App and web page records
- Opening Delimiter -
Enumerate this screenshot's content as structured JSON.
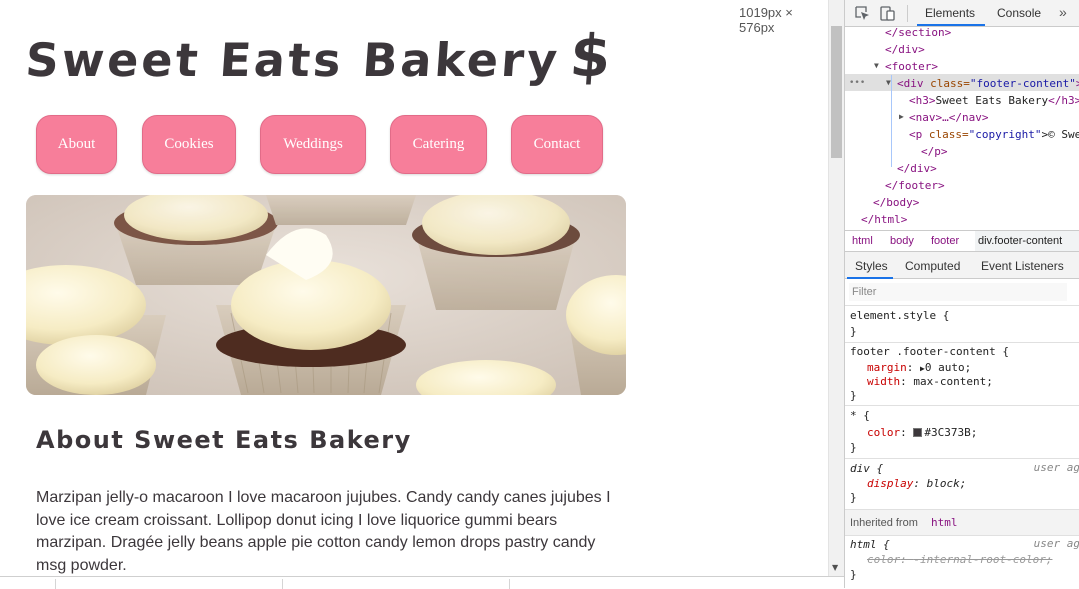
{
  "page": {
    "site_title": "Sweet Eats Bakery",
    "title_icon": "$",
    "nav_items": [
      "About",
      "Cookies",
      "Weddings",
      "Catering",
      "Contact"
    ],
    "hero_image": "cupcakes-icon",
    "about_heading": "About Sweet Eats Bakery",
    "about_text": "Marzipan jelly-o macaroon I love macaroon jujubes. Candy candy canes jujubes I love ice cream croissant. Lollipop donut icing I love liquorice gummi bears marzipan. Dragée jelly beans apple pie cotton candy lemon drops pastry candy msg powder.",
    "viewport_size": "1019px × 576px"
  },
  "colors": {
    "nav_button": "#f77e9a",
    "text": "#3C373B",
    "devtools_accent": "#1a73e8"
  },
  "devtools": {
    "tabs": {
      "elements": "Elements",
      "console": "Console"
    },
    "dom": {
      "section_close": "</section>",
      "div_close": "</div>",
      "footer_open": "<footer>",
      "div_tag": "<div ",
      "div_attr": "class=",
      "div_val": "\"footer-content\"",
      "div_end": ">",
      "h3_open": "<h3>",
      "h3_text": "Sweet Eats Bakery",
      "h3_close": "</h3>",
      "nav_line": "<nav>…</nav>",
      "p_tag": "<p ",
      "p_attr": "class=",
      "p_val": "\"copyright\"",
      "p_text": ">© Swe",
      "p_close": "</p>",
      "div_close2": "</div>",
      "footer_close": "</footer>",
      "body_close": "</body>",
      "html_close": "</html>",
      "ellipsis": "•••"
    },
    "breadcrumb": [
      "html",
      "body",
      "footer",
      "div.footer-content"
    ],
    "style_tabs": [
      "Styles",
      "Computed",
      "Event Listeners"
    ],
    "filter_placeholder": "Filter",
    "rules": {
      "element_style": "element.style {",
      "close": "}",
      "footer_selector": "footer .footer-content {",
      "margin_prop": "margin",
      "margin_val": "0 auto;",
      "width_prop": "width",
      "width_val": "max-content;",
      "star_selector": "* {",
      "color_prop": "color",
      "color_val": "#3C373B;",
      "div_selector": "div {",
      "user_agent": "user ag",
      "display_prop": "display",
      "display_val": "block;",
      "inherited_label": "Inherited from",
      "inherited_tag": "html",
      "html_selector": "html {",
      "html_color_prop": "color",
      "html_color_val": "-internal-root-color;"
    }
  }
}
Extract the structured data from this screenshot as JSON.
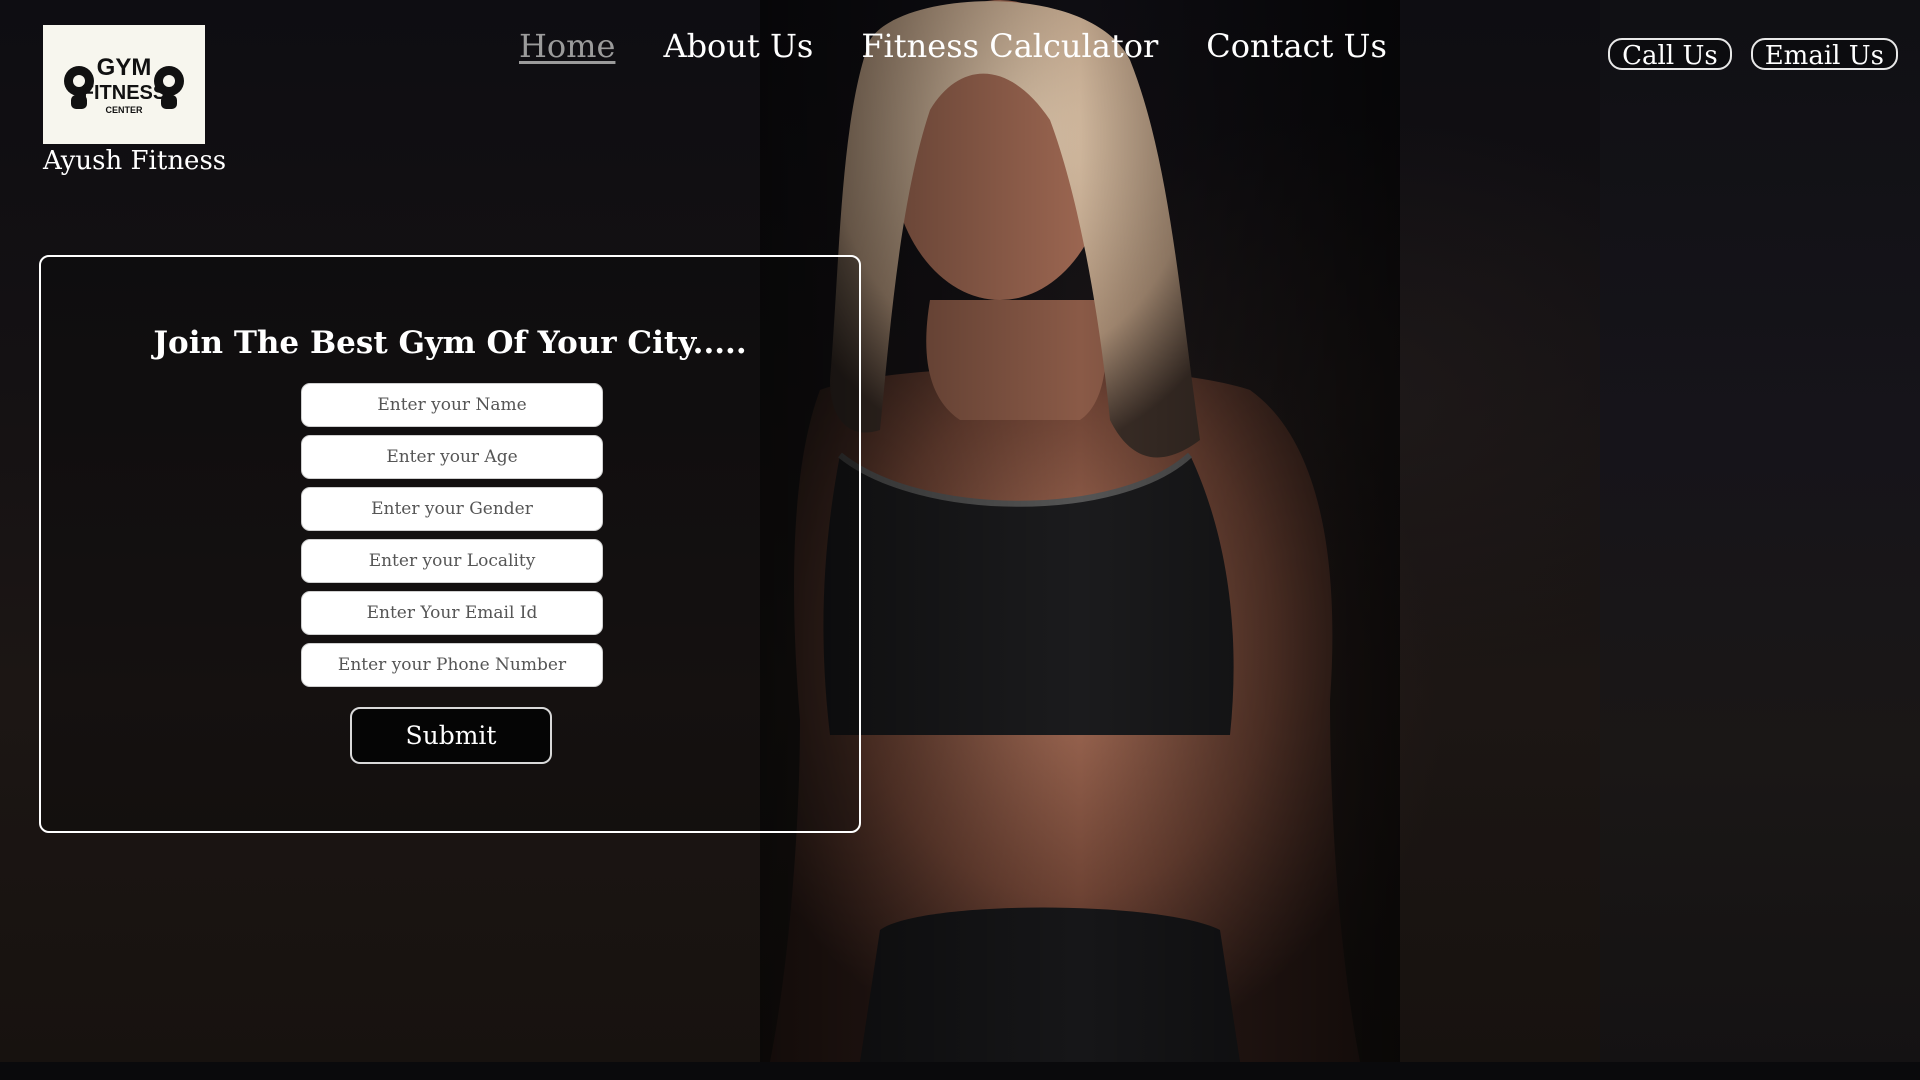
{
  "brand": {
    "logo_text_top": "GYM",
    "logo_text_mid": "FITNESS",
    "logo_text_bottom": "CENTER",
    "name": "Ayush Fitness"
  },
  "nav": {
    "items": [
      {
        "label": "Home",
        "active": true
      },
      {
        "label": "About Us",
        "active": false
      },
      {
        "label": "Fitness Calculator",
        "active": false
      },
      {
        "label": "Contact Us",
        "active": false
      }
    ]
  },
  "actions": {
    "call_label": "Call Us",
    "email_label": "Email Us"
  },
  "form": {
    "title": "Join The Best Gym Of Your City.....",
    "fields": [
      {
        "placeholder": "Enter your Name",
        "value": ""
      },
      {
        "placeholder": "Enter your Age",
        "value": ""
      },
      {
        "placeholder": "Enter your Gender",
        "value": ""
      },
      {
        "placeholder": "Enter your Locality",
        "value": ""
      },
      {
        "placeholder": "Enter Your Email Id",
        "value": ""
      },
      {
        "placeholder": "Enter your Phone Number",
        "value": ""
      }
    ],
    "submit_label": "Submit"
  },
  "colors": {
    "background": "#0c0b0e",
    "text": "#ffffff",
    "nav_active": "#9b9b9b",
    "logo_bg": "#f7f6ee",
    "submit_bg": "#050505"
  },
  "icons": {
    "logo": "dumbbell-logo-icon"
  }
}
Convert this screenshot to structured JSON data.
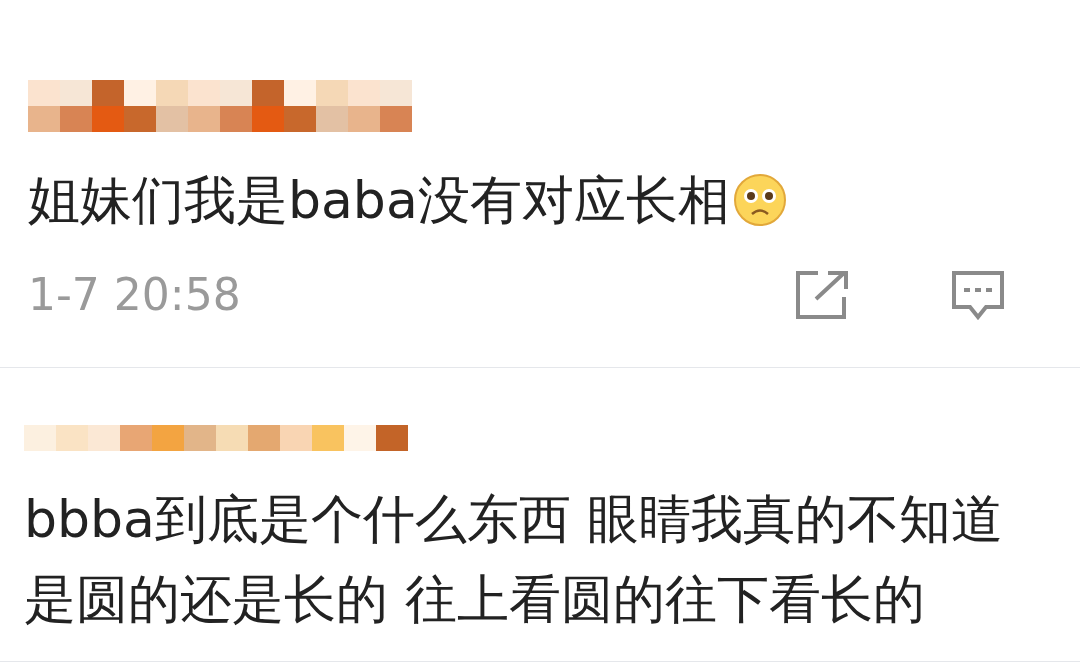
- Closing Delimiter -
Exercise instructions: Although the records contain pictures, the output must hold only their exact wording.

Output:
Enumerate this screenshot's content as structured JSON.
{
  "page": {
    "site_title": "Sweet Eats Bakery",
    "title_icon": "$",
    "nav_items": [
      "About",
      "Cookies",
      "Weddings",
      "Catering",
      "Contact"
    ],
    "hero_image": "cupcakes-icon",
    "about_heading": "About Sweet Eats Bakery",
    "about_text": "Marzipan jelly-o macaroon I love macaroon jujubes. Candy candy canes jujubes I love ice cream croissant. Lollipop donut icing I love liquorice gummi bears marzipan. Dragée jelly beans apple pie cotton candy lemon drops pastry candy msg powder.",
    "viewport_size": "1019px × 576px"
  },
  "colors": {
    "nav_button": "#f77e9a",
    "text": "#3C373B",
    "devtools_accent": "#1a73e8"
  },
  "devtools": {
    "tabs": {
      "elements": "Elements",
      "console": "Console"
    },
    "dom": {
      "section_close": "</section>",
      "div_close": "</div>",
      "footer_open": "<footer>",
      "div_tag": "<div ",
      "div_attr": "class=",
      "div_val": "\"footer-content\"",
      "div_end": ">",
      "h3_open": "<h3>",
      "h3_text": "Sweet Eats Bakery",
      "h3_close": "</h3>",
      "nav_line": "<nav>…</nav>",
      "p_tag": "<p ",
      "p_attr": "class=",
      "p_val": "\"copyright\"",
      "p_text": ">© Swe",
      "p_close": "</p>",
      "div_close2": "</div>",
      "footer_close": "</footer>",
      "body_close": "</body>",
      "html_close": "</html>",
      "ellipsis": "•••"
    },
    "breadcrumb": [
      "html",
      "body",
      "footer",
      "div.footer-content"
    ],
    "style_tabs": [
      "Styles",
      "Computed",
      "Event Listeners"
    ],
    "filter_placeholder": "Filter",
    "rules": {
      "element_style": "element.style {",
      "close": "}",
      "footer_selector": "footer .footer-content {",
      "margin_prop": "margin",
      "margin_val": "0 auto;",
      "width_prop": "width",
      "width_val": "max-content;",
      "star_selector": "* {",
      "color_prop": "color",
      "color_val": "#3C373B;",
      "div_selector": "div {",
      "user_agent": "user ag",
      "display_prop": "display",
      "display_val": "block;",
      "inherited_label": "Inherited from",
      "inherited_tag": "html",
      "html_selector": "html {",
      "html_color_prop": "color",
      "html_color_val": "-internal-root-color;"
    }
  }
}
Extract the structured data from this screenshot as JSON.
{
  "brand": {
    "logo_text_top": "GYM",
    "logo_text_mid": "FITNESS",
    "logo_text_bottom": "CENTER",
    "name": "Ayush Fitness"
  },
  "nav": {
    "items": [
      {
        "label": "Home",
        "active": true
      },
      {
        "label": "About Us",
        "active": false
      },
      {
        "label": "Fitness Calculator",
        "active": false
      },
      {
        "label": "Contact Us",
        "active": false
      }
    ]
  },
  "actions": {
    "call_label": "Call Us",
    "email_label": "Email Us"
  },
  "form": {
    "title": "Join The Best Gym Of Your City.....",
    "fields": [
      {
        "placeholder": "Enter your Name",
        "value": ""
      },
      {
        "placeholder": "Enter your Age",
        "value": ""
      },
      {
        "placeholder": "Enter your Gender",
        "value": ""
      },
      {
        "placeholder": "Enter your Locality",
        "value": ""
      },
      {
        "placeholder": "Enter Your Email Id",
        "value": ""
      },
      {
        "placeholder": "Enter your Phone Number",
        "value": ""
      }
    ],
    "submit_label": "Submit"
  },
  "colors": {
    "background": "#0c0b0e",
    "text": "#ffffff",
    "nav_active": "#9b9b9b",
    "logo_bg": "#f7f6ee",
    "submit_bg": "#050505"
  },
  "icons": {
    "logo": "dumbbell-logo-icon"
  }
}
Convert this screenshot to structured JSON data.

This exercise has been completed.